South Korea's National Security Office chief Chung Eui-yong arrives at Incheon International Airport in Incheon
By Joyce Lee
SEOUL (Reuters) - The national security advisers of the United States, South Korea and Japan met over the weekend to discuss North Korea and the "complete denuclearisation of the Korean Peninsula," South Korea's presidential Blue House said on Monday.
The two days of meetings could also help prepare the way for a meeting between U.S. President Donald Trump and North Korean leader Kim Jong Un.
They were the latest in a flurry of diplomatic activity spanning Asia, the United States and Europe before North Korea's planned summits with the South and the United States.
South Korea's National Security Office chief, Chung Eui-yong, met U.S. national security adviser H.R. McMaster and Japan's national security adviser, Shotaro Yachi, to discuss summit meetings between Kim and South Korean President Moon Jae-in, the Blue House in Seoul said.
They also discussed the possible meeting between Trump and Kim, it said.
The security advisers from the three countries talked about the "complete denuclearisation of the Korean Peninsula," and agreed that "it was important to not repeat the mistakes of the past" and to work together closely, the Blue House said.
In a statement, the White House also referred to avoiding mistakes of the past and said the advisers met to discuss the summit and the "permanent" denuclearisation of the Korean Peninsula.
A senior North Korean diplomat left for Finland on Sunday for talks with former U.S. and South Korean officials, South Korea's Yonhap News Agency reported.
That followed three days of talks between North Korea's and Sweden's foreign ministers on security on the Korean Peninsula.
Sweden "engaged heavily" on the issue of U.S. detainees during the talks between the two foreign ministers, CNN reported on Sunday, citing unidentified sources with knowledge of the negotiations.
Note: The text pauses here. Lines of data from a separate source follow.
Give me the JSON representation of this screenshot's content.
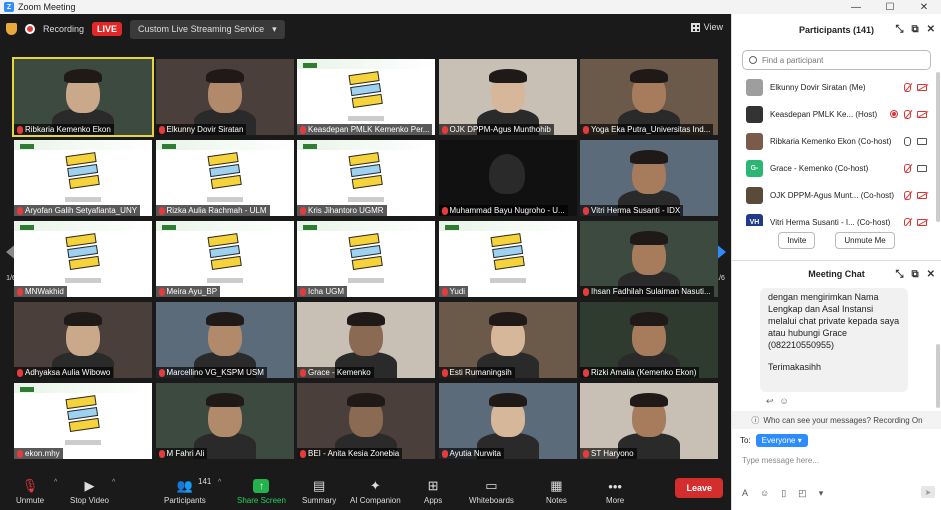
{
  "window": {
    "title": "Zoom Meeting",
    "app_icon": "Z"
  },
  "topbar": {
    "recording_label": "Recording",
    "live_badge": "LIVE",
    "stream_label": "Custom Live Streaming Service",
    "view_label": "View"
  },
  "pagination": {
    "left": "1/6",
    "right": "1/6"
  },
  "tiles": [
    {
      "name": "Ribkaria Kemenko Ekon",
      "kind": "cam",
      "active": true
    },
    {
      "name": "Elkunny Dovir Siratan",
      "kind": "cam"
    },
    {
      "name": "Keasdepan PMLK Kemenko Per...",
      "kind": "slide"
    },
    {
      "name": "OJK DPPM-Agus Munthohib",
      "kind": "cam"
    },
    {
      "name": "Yoga Eka Putra_Universitas Ind...",
      "kind": "cam"
    },
    {
      "name": "Aryofan Galih Setyafianta_UNY",
      "kind": "slide"
    },
    {
      "name": "Rizka Aulia Rachmah - ULM",
      "kind": "slide"
    },
    {
      "name": "Kris Jihantoro UGMR",
      "kind": "slide"
    },
    {
      "name": "Muhammad Bayu Nugroho - U...",
      "kind": "dark"
    },
    {
      "name": "Vitri Herma Susanti - IDX",
      "kind": "cam"
    },
    {
      "name": "MNWakhid",
      "kind": "slide"
    },
    {
      "name": "Meira Ayu_BP",
      "kind": "slide"
    },
    {
      "name": "Icha UGM",
      "kind": "slide"
    },
    {
      "name": "Yudi",
      "kind": "slide"
    },
    {
      "name": "Ihsan Fadhilah Sulaiman Nasuti...",
      "kind": "cam"
    },
    {
      "name": "Adhyaksa Aulia Wibowo",
      "kind": "cam"
    },
    {
      "name": "Marcellino VG_KSPM USM",
      "kind": "cam"
    },
    {
      "name": "Grace - Kemenko",
      "kind": "cam"
    },
    {
      "name": "Esti Rumaningsih",
      "kind": "cam"
    },
    {
      "name": "Rizki Amalia (Kemenko Ekon)",
      "kind": "cam"
    },
    {
      "name": "ekon.mhy",
      "kind": "slide"
    },
    {
      "name": "M Fahri Ali",
      "kind": "cam"
    },
    {
      "name": "BEI - Anita Kesia Zonebia",
      "kind": "cam"
    },
    {
      "name": "Ayutia Nurwita",
      "kind": "cam"
    },
    {
      "name": "ST Haryono",
      "kind": "cam"
    }
  ],
  "toolbar": {
    "unmute": "Unmute",
    "stop_video": "Stop Video",
    "participants": "Participants",
    "participants_count": "141",
    "share_screen": "Share Screen",
    "summary": "Summary",
    "ai_companion": "AI Companion",
    "apps": "Apps",
    "whiteboards": "Whiteboards",
    "notes": "Notes",
    "more": "More",
    "leave": "Leave"
  },
  "participants_panel": {
    "title": "Participants (141)",
    "search_placeholder": "Find a participant",
    "rows": [
      {
        "name": "Elkunny Dovir Siratan (Me)",
        "avatar_color": "#9e9e9e",
        "avatar_text": ""
      },
      {
        "name": "Keasdepan PMLK Ke... (Host)",
        "avatar_color": "#333333",
        "avatar_text": ""
      },
      {
        "name": "Ribkaria Kemenko Ekon (Co-host)",
        "avatar_color": "#7a5a4a",
        "avatar_text": ""
      },
      {
        "name": "Grace - Kemenko (Co-host)",
        "avatar_color": "#2bb673",
        "avatar_text": "G-"
      },
      {
        "name": "OJK DPPM-Agus Munt... (Co-host)",
        "avatar_color": "#5a4a3a",
        "avatar_text": ""
      },
      {
        "name": "Vitri Herma Susanti - I... (Co-host)",
        "avatar_color": "#1f3a8a",
        "avatar_text": "VH"
      }
    ],
    "invite": "Invite",
    "unmute_me": "Unmute Me"
  },
  "chat": {
    "title": "Meeting Chat",
    "message_lines": [
      "dengan mengirimkan Nama Lengkap dan Asal Instansi melalui chat private kepada saya atau hubungi Grace (082210550955)",
      "Terimakasihh"
    ],
    "visibility_note": "Who can see your messages? Recording On",
    "to_label": "To:",
    "to_value": "Everyone",
    "input_placeholder": "Type message here..."
  }
}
North Korea is pursuing nuclear and missile programs in defiance of U.N. Security Council sanctions and has made no secret of its plans to develop a missile capable of reaching the U.S. mainland.
(Reporting by Joyce Lee; Additional reporting by Doina Chiacu in Washington; Editing by Sandra Maler, Paul Tait and Steve Orlofsky)